(GIVEN DATA begins)
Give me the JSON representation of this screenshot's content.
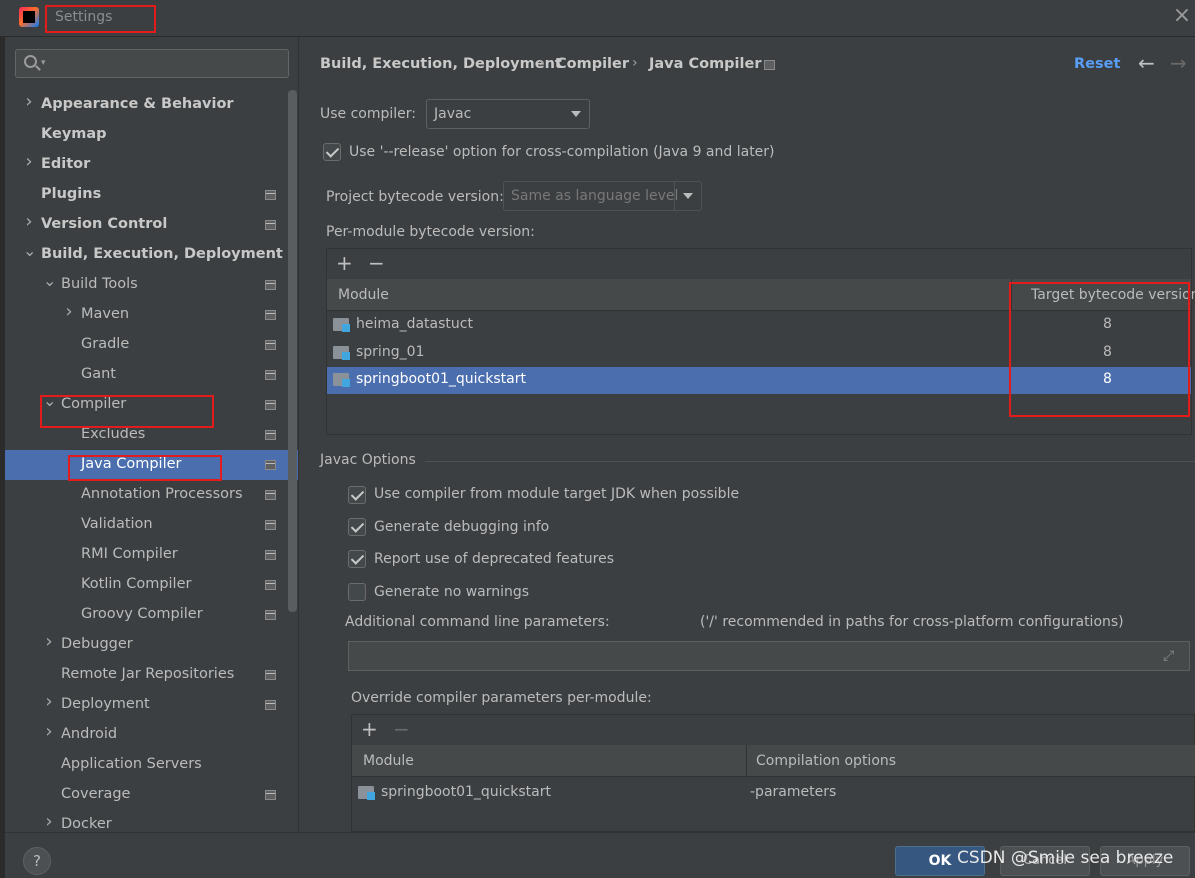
{
  "window": {
    "title": "Settings"
  },
  "sidebar": {
    "items": [
      {
        "label": "Appearance & Behavior",
        "level": 0,
        "expandable": "collapsed",
        "bold": true,
        "project_icon": false
      },
      {
        "label": "Keymap",
        "level": 0,
        "expandable": "none",
        "bold": true,
        "project_icon": false
      },
      {
        "label": "Editor",
        "level": 0,
        "expandable": "collapsed",
        "bold": true,
        "project_icon": false
      },
      {
        "label": "Plugins",
        "level": 0,
        "expandable": "none",
        "bold": true,
        "project_icon": true
      },
      {
        "label": "Version Control",
        "level": 0,
        "expandable": "collapsed",
        "bold": true,
        "project_icon": true
      },
      {
        "label": "Build, Execution, Deployment",
        "level": 0,
        "expandable": "expanded",
        "bold": true,
        "project_icon": false
      },
      {
        "label": "Build Tools",
        "level": 1,
        "expandable": "expanded",
        "bold": false,
        "project_icon": true
      },
      {
        "label": "Maven",
        "level": 2,
        "expandable": "collapsed",
        "bold": false,
        "project_icon": true
      },
      {
        "label": "Gradle",
        "level": 2,
        "expandable": "none",
        "bold": false,
        "project_icon": true
      },
      {
        "label": "Gant",
        "level": 2,
        "expandable": "none",
        "bold": false,
        "project_icon": true
      },
      {
        "label": "Compiler",
        "level": 1,
        "expandable": "expanded",
        "bold": false,
        "project_icon": true
      },
      {
        "label": "Excludes",
        "level": 2,
        "expandable": "none",
        "bold": false,
        "project_icon": true
      },
      {
        "label": "Java Compiler",
        "level": 2,
        "expandable": "none",
        "bold": false,
        "project_icon": true,
        "selected": true
      },
      {
        "label": "Annotation Processors",
        "level": 2,
        "expandable": "none",
        "bold": false,
        "project_icon": true
      },
      {
        "label": "Validation",
        "level": 2,
        "expandable": "none",
        "bold": false,
        "project_icon": true
      },
      {
        "label": "RMI Compiler",
        "level": 2,
        "expandable": "none",
        "bold": false,
        "project_icon": true
      },
      {
        "label": "Kotlin Compiler",
        "level": 2,
        "expandable": "none",
        "bold": false,
        "project_icon": true
      },
      {
        "label": "Groovy Compiler",
        "level": 2,
        "expandable": "none",
        "bold": false,
        "project_icon": true
      },
      {
        "label": "Debugger",
        "level": 1,
        "expandable": "collapsed",
        "bold": false,
        "project_icon": false
      },
      {
        "label": "Remote Jar Repositories",
        "level": 1,
        "expandable": "none",
        "bold": false,
        "project_icon": true
      },
      {
        "label": "Deployment",
        "level": 1,
        "expandable": "collapsed",
        "bold": false,
        "project_icon": true
      },
      {
        "label": "Android",
        "level": 1,
        "expandable": "collapsed",
        "bold": false,
        "project_icon": false
      },
      {
        "label": "Application Servers",
        "level": 1,
        "expandable": "none",
        "bold": false,
        "project_icon": false
      },
      {
        "label": "Coverage",
        "level": 1,
        "expandable": "none",
        "bold": false,
        "project_icon": true
      },
      {
        "label": "Docker",
        "level": 1,
        "expandable": "collapsed",
        "bold": false,
        "project_icon": false
      }
    ]
  },
  "breadcrumb": {
    "items": [
      "Build, Execution, Deployment",
      "Compiler",
      "Java Compiler"
    ],
    "separator": "›"
  },
  "header": {
    "reset_label": "Reset",
    "back_glyph": "←",
    "forward_glyph": "→"
  },
  "compiler": {
    "use_compiler_label": "Use compiler:",
    "use_compiler_value": "Javac",
    "release_option_label": "Use '--release' option for cross-compilation (Java 9 and later)",
    "release_option_checked": true,
    "project_bytecode_label": "Project bytecode version:",
    "project_bytecode_value": "Same as language level",
    "per_module_label": "Per-module bytecode version:"
  },
  "per_module_table": {
    "toolbar": {
      "add": "+",
      "remove": "−"
    },
    "columns": [
      "Module",
      "Target bytecode version"
    ],
    "rows": [
      {
        "module": "heima_datastuct",
        "target": "8",
        "selected": false
      },
      {
        "module": "spring_01",
        "target": "8",
        "selected": false
      },
      {
        "module": "springboot01_quickstart",
        "target": "8",
        "selected": true
      }
    ]
  },
  "javac_options": {
    "section_title": "Javac Options",
    "checkboxes": [
      {
        "label": "Use compiler from module target JDK when possible",
        "checked": true
      },
      {
        "label": "Generate debugging info",
        "checked": true
      },
      {
        "label": "Report use of deprecated features",
        "checked": true
      },
      {
        "label": "Generate no warnings",
        "checked": false
      }
    ],
    "additional_params_label": "Additional command line parameters:",
    "additional_params_hint": "('/' recommended in paths for cross-platform configurations)",
    "additional_params_value": "",
    "override_label": "Override compiler parameters per-module:"
  },
  "override_table": {
    "toolbar": {
      "add": "+",
      "remove": "−"
    },
    "columns": [
      "Module",
      "Compilation options"
    ],
    "rows": [
      {
        "module": "springboot01_quickstart",
        "options": "-parameters"
      }
    ]
  },
  "footer": {
    "help_label": "?",
    "ok_label": "OK",
    "cancel_label": "Cancel",
    "apply_label": "Apply",
    "watermark": "CSDN @Smile sea breeze"
  },
  "colors": {
    "background": "#3c3f41",
    "selection": "#4b6eaf",
    "link": "#589df6",
    "annotation_red": "#e21b1b"
  }
}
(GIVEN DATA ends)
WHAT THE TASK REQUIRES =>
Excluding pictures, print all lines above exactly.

YOUR SOLUTION =>
Give me the JSON representation of this screenshot's content.
{
  "window": {
    "title": "Settings"
  },
  "sidebar": {
    "items": [
      {
        "label": "Appearance & Behavior",
        "level": 0,
        "expandable": "collapsed",
        "bold": true,
        "project_icon": false
      },
      {
        "label": "Keymap",
        "level": 0,
        "expandable": "none",
        "bold": true,
        "project_icon": false
      },
      {
        "label": "Editor",
        "level": 0,
        "expandable": "collapsed",
        "bold": true,
        "project_icon": false
      },
      {
        "label": "Plugins",
        "level": 0,
        "expandable": "none",
        "bold": true,
        "project_icon": true
      },
      {
        "label": "Version Control",
        "level": 0,
        "expandable": "collapsed",
        "bold": true,
        "project_icon": true
      },
      {
        "label": "Build, Execution, Deployment",
        "level": 0,
        "expandable": "expanded",
        "bold": true,
        "project_icon": false
      },
      {
        "label": "Build Tools",
        "level": 1,
        "expandable": "expanded",
        "bold": false,
        "project_icon": true
      },
      {
        "label": "Maven",
        "level": 2,
        "expandable": "collapsed",
        "bold": false,
        "project_icon": true
      },
      {
        "label": "Gradle",
        "level": 2,
        "expandable": "none",
        "bold": false,
        "project_icon": true
      },
      {
        "label": "Gant",
        "level": 2,
        "expandable": "none",
        "bold": false,
        "project_icon": true
      },
      {
        "label": "Compiler",
        "level": 1,
        "expandable": "expanded",
        "bold": false,
        "project_icon": true
      },
      {
        "label": "Excludes",
        "level": 2,
        "expandable": "none",
        "bold": false,
        "project_icon": true
      },
      {
        "label": "Java Compiler",
        "level": 2,
        "expandable": "none",
        "bold": false,
        "project_icon": true,
        "selected": true
      },
      {
        "label": "Annotation Processors",
        "level": 2,
        "expandable": "none",
        "bold": false,
        "project_icon": true
      },
      {
        "label": "Validation",
        "level": 2,
        "expandable": "none",
        "bold": false,
        "project_icon": true
      },
      {
        "label": "RMI Compiler",
        "level": 2,
        "expandable": "none",
        "bold": false,
        "project_icon": true
      },
      {
        "label": "Kotlin Compiler",
        "level": 2,
        "expandable": "none",
        "bold": false,
        "project_icon": true
      },
      {
        "label": "Groovy Compiler",
        "level": 2,
        "expandable": "none",
        "bold": false,
        "project_icon": true
      },
      {
        "label": "Debugger",
        "level": 1,
        "expandable": "collapsed",
        "bold": false,
        "project_icon": false
      },
      {
        "label": "Remote Jar Repositories",
        "level": 1,
        "expandable": "none",
        "bold": false,
        "project_icon": true
      },
      {
        "label": "Deployment",
        "level": 1,
        "expandable": "collapsed",
        "bold": false,
        "project_icon": true
      },
      {
        "label": "Android",
        "level": 1,
        "expandable": "collapsed",
        "bold": false,
        "project_icon": false
      },
      {
        "label": "Application Servers",
        "level": 1,
        "expandable": "none",
        "bold": false,
        "project_icon": false
      },
      {
        "label": "Coverage",
        "level": 1,
        "expandable": "none",
        "bold": false,
        "project_icon": true
      },
      {
        "label": "Docker",
        "level": 1,
        "expandable": "collapsed",
        "bold": false,
        "project_icon": false
      }
    ]
  },
  "breadcrumb": {
    "items": [
      "Build, Execution, Deployment",
      "Compiler",
      "Java Compiler"
    ],
    "separator": "›"
  },
  "header": {
    "reset_label": "Reset",
    "back_glyph": "←",
    "forward_glyph": "→"
  },
  "compiler": {
    "use_compiler_label": "Use compiler:",
    "use_compiler_value": "Javac",
    "release_option_label": "Use '--release' option for cross-compilation (Java 9 and later)",
    "release_option_checked": true,
    "project_bytecode_label": "Project bytecode version:",
    "project_bytecode_value": "Same as language level",
    "per_module_label": "Per-module bytecode version:"
  },
  "per_module_table": {
    "toolbar": {
      "add": "+",
      "remove": "−"
    },
    "columns": [
      "Module",
      "Target bytecode version"
    ],
    "rows": [
      {
        "module": "heima_datastuct",
        "target": "8",
        "selected": false
      },
      {
        "module": "spring_01",
        "target": "8",
        "selected": false
      },
      {
        "module": "springboot01_quickstart",
        "target": "8",
        "selected": true
      }
    ]
  },
  "javac_options": {
    "section_title": "Javac Options",
    "checkboxes": [
      {
        "label": "Use compiler from module target JDK when possible",
        "checked": true
      },
      {
        "label": "Generate debugging info",
        "checked": true
      },
      {
        "label": "Report use of deprecated features",
        "checked": true
      },
      {
        "label": "Generate no warnings",
        "checked": false
      }
    ],
    "additional_params_label": "Additional command line parameters:",
    "additional_params_hint": "('/' recommended in paths for cross-platform configurations)",
    "additional_params_value": "",
    "override_label": "Override compiler parameters per-module:"
  },
  "override_table": {
    "toolbar": {
      "add": "+",
      "remove": "−"
    },
    "columns": [
      "Module",
      "Compilation options"
    ],
    "rows": [
      {
        "module": "springboot01_quickstart",
        "options": "-parameters"
      }
    ]
  },
  "footer": {
    "help_label": "?",
    "ok_label": "OK",
    "cancel_label": "Cancel",
    "apply_label": "Apply",
    "watermark": "CSDN @Smile sea breeze"
  },
  "colors": {
    "background": "#3c3f41",
    "selection": "#4b6eaf",
    "link": "#589df6",
    "annotation_red": "#e21b1b"
  }
}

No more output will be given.